──────── RECORDS SUPPLIED

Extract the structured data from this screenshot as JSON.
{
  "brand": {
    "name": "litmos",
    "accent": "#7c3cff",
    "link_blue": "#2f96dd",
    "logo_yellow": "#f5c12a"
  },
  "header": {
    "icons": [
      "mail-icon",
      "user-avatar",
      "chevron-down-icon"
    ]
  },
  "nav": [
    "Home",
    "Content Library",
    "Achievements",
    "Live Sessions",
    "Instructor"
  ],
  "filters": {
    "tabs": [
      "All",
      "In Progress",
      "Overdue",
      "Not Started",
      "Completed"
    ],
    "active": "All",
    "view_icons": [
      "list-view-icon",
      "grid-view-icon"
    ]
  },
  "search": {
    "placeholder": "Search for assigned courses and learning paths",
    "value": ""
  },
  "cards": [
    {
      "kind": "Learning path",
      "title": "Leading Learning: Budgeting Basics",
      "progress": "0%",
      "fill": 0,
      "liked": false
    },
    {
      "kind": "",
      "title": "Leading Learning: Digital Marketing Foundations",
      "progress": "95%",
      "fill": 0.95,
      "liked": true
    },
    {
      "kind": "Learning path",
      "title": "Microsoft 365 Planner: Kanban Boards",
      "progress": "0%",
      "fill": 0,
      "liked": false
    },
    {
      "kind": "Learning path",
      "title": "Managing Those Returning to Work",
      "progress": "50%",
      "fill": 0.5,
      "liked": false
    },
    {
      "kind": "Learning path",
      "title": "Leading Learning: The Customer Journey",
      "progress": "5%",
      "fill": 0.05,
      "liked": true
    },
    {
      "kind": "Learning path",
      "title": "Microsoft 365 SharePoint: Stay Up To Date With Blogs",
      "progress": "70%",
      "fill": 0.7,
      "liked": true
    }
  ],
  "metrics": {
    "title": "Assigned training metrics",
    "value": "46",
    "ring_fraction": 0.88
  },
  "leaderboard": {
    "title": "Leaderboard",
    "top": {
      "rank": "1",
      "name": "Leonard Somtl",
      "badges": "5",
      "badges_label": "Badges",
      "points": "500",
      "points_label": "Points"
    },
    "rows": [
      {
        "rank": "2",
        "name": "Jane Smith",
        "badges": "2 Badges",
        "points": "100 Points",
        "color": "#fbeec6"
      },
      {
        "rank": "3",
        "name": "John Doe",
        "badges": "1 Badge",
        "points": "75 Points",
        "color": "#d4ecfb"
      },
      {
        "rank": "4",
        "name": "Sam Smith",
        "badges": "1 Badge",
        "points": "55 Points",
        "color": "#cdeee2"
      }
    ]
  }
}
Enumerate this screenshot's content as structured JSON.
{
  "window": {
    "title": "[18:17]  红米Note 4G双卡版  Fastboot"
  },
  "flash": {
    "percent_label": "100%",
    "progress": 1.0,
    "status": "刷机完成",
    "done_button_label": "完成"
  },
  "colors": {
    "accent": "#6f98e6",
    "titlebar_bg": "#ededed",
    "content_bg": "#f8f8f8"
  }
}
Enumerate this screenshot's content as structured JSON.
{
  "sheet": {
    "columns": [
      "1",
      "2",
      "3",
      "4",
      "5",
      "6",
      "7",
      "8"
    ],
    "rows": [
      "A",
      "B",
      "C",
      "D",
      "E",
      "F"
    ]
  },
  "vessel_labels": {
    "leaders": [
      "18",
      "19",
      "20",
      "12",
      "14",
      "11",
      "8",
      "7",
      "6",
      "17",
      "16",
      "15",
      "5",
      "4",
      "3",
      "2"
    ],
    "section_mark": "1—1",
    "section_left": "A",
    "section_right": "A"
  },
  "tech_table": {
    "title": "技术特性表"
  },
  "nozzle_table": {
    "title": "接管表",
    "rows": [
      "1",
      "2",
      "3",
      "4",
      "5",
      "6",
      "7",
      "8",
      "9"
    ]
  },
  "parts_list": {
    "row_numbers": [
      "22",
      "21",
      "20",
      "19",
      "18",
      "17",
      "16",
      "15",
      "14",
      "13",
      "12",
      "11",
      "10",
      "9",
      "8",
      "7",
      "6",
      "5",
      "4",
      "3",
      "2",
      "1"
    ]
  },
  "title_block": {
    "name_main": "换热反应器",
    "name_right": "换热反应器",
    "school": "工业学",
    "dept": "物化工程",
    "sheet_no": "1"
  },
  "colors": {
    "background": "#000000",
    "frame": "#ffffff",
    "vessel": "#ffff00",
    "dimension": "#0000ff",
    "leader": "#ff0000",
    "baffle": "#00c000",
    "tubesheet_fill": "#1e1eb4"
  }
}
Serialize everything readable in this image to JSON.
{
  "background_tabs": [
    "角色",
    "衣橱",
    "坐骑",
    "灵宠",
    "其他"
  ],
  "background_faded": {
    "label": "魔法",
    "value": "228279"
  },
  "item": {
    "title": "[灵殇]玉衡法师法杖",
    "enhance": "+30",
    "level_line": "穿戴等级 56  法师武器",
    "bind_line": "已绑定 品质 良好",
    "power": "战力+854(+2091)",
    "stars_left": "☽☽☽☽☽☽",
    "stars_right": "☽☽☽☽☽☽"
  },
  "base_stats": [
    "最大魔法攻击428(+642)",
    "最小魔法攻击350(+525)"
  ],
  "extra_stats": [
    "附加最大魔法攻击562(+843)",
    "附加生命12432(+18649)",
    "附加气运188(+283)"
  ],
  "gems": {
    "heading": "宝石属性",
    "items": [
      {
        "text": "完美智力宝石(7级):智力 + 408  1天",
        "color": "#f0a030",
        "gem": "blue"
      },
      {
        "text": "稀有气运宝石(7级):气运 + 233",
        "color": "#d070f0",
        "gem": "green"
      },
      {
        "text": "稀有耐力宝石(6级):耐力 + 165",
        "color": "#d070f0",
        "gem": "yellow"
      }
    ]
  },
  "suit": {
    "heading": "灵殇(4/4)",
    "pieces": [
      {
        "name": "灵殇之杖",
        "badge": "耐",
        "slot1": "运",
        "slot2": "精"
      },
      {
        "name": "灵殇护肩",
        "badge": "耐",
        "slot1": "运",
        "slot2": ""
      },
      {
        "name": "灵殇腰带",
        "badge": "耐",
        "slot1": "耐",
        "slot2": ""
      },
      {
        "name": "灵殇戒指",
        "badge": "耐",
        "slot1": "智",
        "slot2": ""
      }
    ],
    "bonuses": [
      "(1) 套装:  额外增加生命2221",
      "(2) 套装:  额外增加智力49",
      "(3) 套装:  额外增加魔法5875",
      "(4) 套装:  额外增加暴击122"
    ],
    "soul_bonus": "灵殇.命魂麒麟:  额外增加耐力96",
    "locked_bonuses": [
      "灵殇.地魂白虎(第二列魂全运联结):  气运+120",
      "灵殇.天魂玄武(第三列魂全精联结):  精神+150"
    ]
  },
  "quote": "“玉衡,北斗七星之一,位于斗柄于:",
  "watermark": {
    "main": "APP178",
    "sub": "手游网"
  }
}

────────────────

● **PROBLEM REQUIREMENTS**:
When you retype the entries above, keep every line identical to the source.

● **SOLUTION**:
Extract the structured data from this screenshot as JSON.
{
  "brand": {
    "name": "litmos",
    "accent": "#7c3cff",
    "link_blue": "#2f96dd",
    "logo_yellow": "#f5c12a"
  },
  "header": {
    "icons": [
      "mail-icon",
      "user-avatar",
      "chevron-down-icon"
    ]
  },
  "nav": [
    "Home",
    "Content Library",
    "Achievements",
    "Live Sessions",
    "Instructor"
  ],
  "filters": {
    "tabs": [
      "All",
      "In Progress",
      "Overdue",
      "Not Started",
      "Completed"
    ],
    "active": "All",
    "view_icons": [
      "list-view-icon",
      "grid-view-icon"
    ]
  },
  "search": {
    "placeholder": "Search for assigned courses and learning paths",
    "value": ""
  },
  "cards": [
    {
      "kind": "Learning path",
      "title": "Leading Learning: Budgeting Basics",
      "progress": "0%",
      "fill": 0,
      "liked": false
    },
    {
      "kind": "",
      "title": "Leading Learning: Digital Marketing Foundations",
      "progress": "95%",
      "fill": 0.95,
      "liked": true
    },
    {
      "kind": "Learning path",
      "title": "Microsoft 365 Planner: Kanban Boards",
      "progress": "0%",
      "fill": 0,
      "liked": false
    },
    {
      "kind": "Learning path",
      "title": "Managing Those Returning to Work",
      "progress": "50%",
      "fill": 0.5,
      "liked": false
    },
    {
      "kind": "Learning path",
      "title": "Leading Learning: The Customer Journey",
      "progress": "5%",
      "fill": 0.05,
      "liked": true
    },
    {
      "kind": "Learning path",
      "title": "Microsoft 365 SharePoint: Stay Up To Date With Blogs",
      "progress": "70%",
      "fill": 0.7,
      "liked": true
    }
  ],
  "metrics": {
    "title": "Assigned training metrics",
    "value": "46",
    "ring_fraction": 0.88
  },
  "leaderboard": {
    "title": "Leaderboard",
    "top": {
      "rank": "1",
      "name": "Leonard Somtl",
      "badges": "5",
      "badges_label": "Badges",
      "points": "500",
      "points_label": "Points"
    },
    "rows": [
      {
        "rank": "2",
        "name": "Jane Smith",
        "badges": "2 Badges",
        "points": "100 Points",
        "color": "#fbeec6"
      },
      {
        "rank": "3",
        "name": "John Doe",
        "badges": "1 Badge",
        "points": "75 Points",
        "color": "#d4ecfb"
      },
      {
        "rank": "4",
        "name": "Sam Smith",
        "badges": "1 Badge",
        "points": "55 Points",
        "color": "#cdeee2"
      }
    ]
  }
}
Enumerate this screenshot's content as structured JSON.
{
  "window": {
    "title": "[18:17]  红米Note 4G双卡版  Fastboot"
  },
  "flash": {
    "percent_label": "100%",
    "progress": 1.0,
    "status": "刷机完成",
    "done_button_label": "完成"
  },
  "colors": {
    "accent": "#6f98e6",
    "titlebar_bg": "#ededed",
    "content_bg": "#f8f8f8"
  }
}
Enumerate this screenshot's content as structured JSON.
{
  "sheet": {
    "columns": [
      "1",
      "2",
      "3",
      "4",
      "5",
      "6",
      "7",
      "8"
    ],
    "rows": [
      "A",
      "B",
      "C",
      "D",
      "E",
      "F"
    ]
  },
  "vessel_labels": {
    "leaders": [
      "18",
      "19",
      "20",
      "12",
      "14",
      "11",
      "8",
      "7",
      "6",
      "17",
      "16",
      "15",
      "5",
      "4",
      "3",
      "2"
    ],
    "section_mark": "1—1",
    "section_left": "A",
    "section_right": "A"
  },
  "tech_table": {
    "title": "技术特性表"
  },
  "nozzle_table": {
    "title": "接管表",
    "rows": [
      "1",
      "2",
      "3",
      "4",
      "5",
      "6",
      "7",
      "8",
      "9"
    ]
  },
  "parts_list": {
    "row_numbers": [
      "22",
      "21",
      "20",
      "19",
      "18",
      "17",
      "16",
      "15",
      "14",
      "13",
      "12",
      "11",
      "10",
      "9",
      "8",
      "7",
      "6",
      "5",
      "4",
      "3",
      "2",
      "1"
    ]
  },
  "title_block": {
    "name_main": "换热反应器",
    "name_right": "换热反应器",
    "school": "工业学",
    "dept": "物化工程",
    "sheet_no": "1"
  },
  "colors": {
    "background": "#000000",
    "frame": "#ffffff",
    "vessel": "#ffff00",
    "dimension": "#0000ff",
    "leader": "#ff0000",
    "baffle": "#00c000",
    "tubesheet_fill": "#1e1eb4"
  }
}
Serialize everything readable in this image to JSON.
{
  "background_tabs": [
    "角色",
    "衣橱",
    "坐骑",
    "灵宠",
    "其他"
  ],
  "background_faded": {
    "label": "魔法",
    "value": "228279"
  },
  "item": {
    "title": "[灵殇]玉衡法师法杖",
    "enhance": "+30",
    "level_line": "穿戴等级 56  法师武器",
    "bind_line": "已绑定 品质 良好",
    "power": "战力+854(+2091)",
    "stars_left": "☽☽☽☽☽☽",
    "stars_right": "☽☽☽☽☽☽"
  },
  "base_stats": [
    "最大魔法攻击428(+642)",
    "最小魔法攻击350(+525)"
  ],
  "extra_stats": [
    "附加最大魔法攻击562(+843)",
    "附加生命12432(+18649)",
    "附加气运188(+283)"
  ],
  "gems": {
    "heading": "宝石属性",
    "items": [
      {
        "text": "完美智力宝石(7级):智力 + 408  1天",
        "color": "#f0a030",
        "gem": "blue"
      },
      {
        "text": "稀有气运宝石(7级):气运 + 233",
        "color": "#d070f0",
        "gem": "green"
      },
      {
        "text": "稀有耐力宝石(6级):耐力 + 165",
        "color": "#d070f0",
        "gem": "yellow"
      }
    ]
  },
  "suit": {
    "heading": "灵殇(4/4)",
    "pieces": [
      {
        "name": "灵殇之杖",
        "badge": "耐",
        "slot1": "运",
        "slot2": "精"
      },
      {
        "name": "灵殇护肩",
        "badge": "耐",
        "slot1": "运",
        "slot2": ""
      },
      {
        "name": "灵殇腰带",
        "badge": "耐",
        "slot1": "耐",
        "slot2": ""
      },
      {
        "name": "灵殇戒指",
        "badge": "耐",
        "slot1": "智",
        "slot2": ""
      }
    ],
    "bonuses": [
      "(1) 套装:  额外增加生命2221",
      "(2) 套装:  额外增加智力49",
      "(3) 套装:  额外增加魔法5875",
      "(4) 套装:  额外增加暴击122"
    ],
    "soul_bonus": "灵殇.命魂麒麟:  额外增加耐力96",
    "locked_bonuses": [
      "灵殇.地魂白虎(第二列魂全运联结):  气运+120",
      "灵殇.天魂玄武(第三列魂全精联结):  精神+150"
    ]
  },
  "quote": "“玉衡,北斗七星之一,位于斗柄于:",
  "watermark": {
    "main": "APP178",
    "sub": "手游网"
  }
}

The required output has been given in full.